▶ [About this exercise]
These entries must be printed again exactly as they are.

··········

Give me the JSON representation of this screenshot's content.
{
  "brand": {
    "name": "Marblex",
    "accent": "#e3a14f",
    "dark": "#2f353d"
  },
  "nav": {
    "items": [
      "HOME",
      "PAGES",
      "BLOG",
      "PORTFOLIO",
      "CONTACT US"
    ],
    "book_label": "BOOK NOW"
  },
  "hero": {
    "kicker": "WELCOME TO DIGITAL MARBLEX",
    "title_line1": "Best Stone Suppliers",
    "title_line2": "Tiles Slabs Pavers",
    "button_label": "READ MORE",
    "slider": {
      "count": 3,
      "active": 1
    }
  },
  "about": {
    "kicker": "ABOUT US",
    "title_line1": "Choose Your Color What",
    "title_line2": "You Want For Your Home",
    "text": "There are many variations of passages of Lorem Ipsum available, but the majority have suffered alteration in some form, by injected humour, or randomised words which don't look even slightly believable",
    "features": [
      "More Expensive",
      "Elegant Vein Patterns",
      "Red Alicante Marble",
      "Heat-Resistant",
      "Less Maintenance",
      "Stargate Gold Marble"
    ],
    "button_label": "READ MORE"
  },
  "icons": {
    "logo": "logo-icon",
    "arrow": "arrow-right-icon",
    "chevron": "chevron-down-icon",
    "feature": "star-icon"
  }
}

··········

▶ [Solved problem]
Give me the JSON representation of this screenshot's content.
{
  "brand": {
    "name": "Marblex",
    "accent": "#e3a14f",
    "dark": "#2f353d"
  },
  "nav": {
    "items": [
      "HOME",
      "PAGES",
      "BLOG",
      "PORTFOLIO",
      "CONTACT US"
    ],
    "book_label": "BOOK NOW"
  },
  "hero": {
    "kicker": "WELCOME TO DIGITAL MARBLEX",
    "title_line1": "Best Stone Suppliers",
    "title_line2": "Tiles Slabs Pavers",
    "button_label": "READ MORE",
    "slider": {
      "count": 3,
      "active": 1
    }
  },
  "about": {
    "kicker": "ABOUT US",
    "title_line1": "Choose Your Color What",
    "title_line2": "You Want For Your Home",
    "text": "There are many variations of passages of Lorem Ipsum available, but the majority have suffered alteration in some form, by injected humour, or randomised words which don't look even slightly believable",
    "features": [
      "More Expensive",
      "Elegant Vein Patterns",
      "Red Alicante Marble",
      "Heat-Resistant",
      "Less Maintenance",
      "Stargate Gold Marble"
    ],
    "button_label": "READ MORE"
  },
  "icons": {
    "logo": "logo-icon",
    "arrow": "arrow-right-icon",
    "chevron": "chevron-down-icon",
    "feature": "star-icon"
  }
}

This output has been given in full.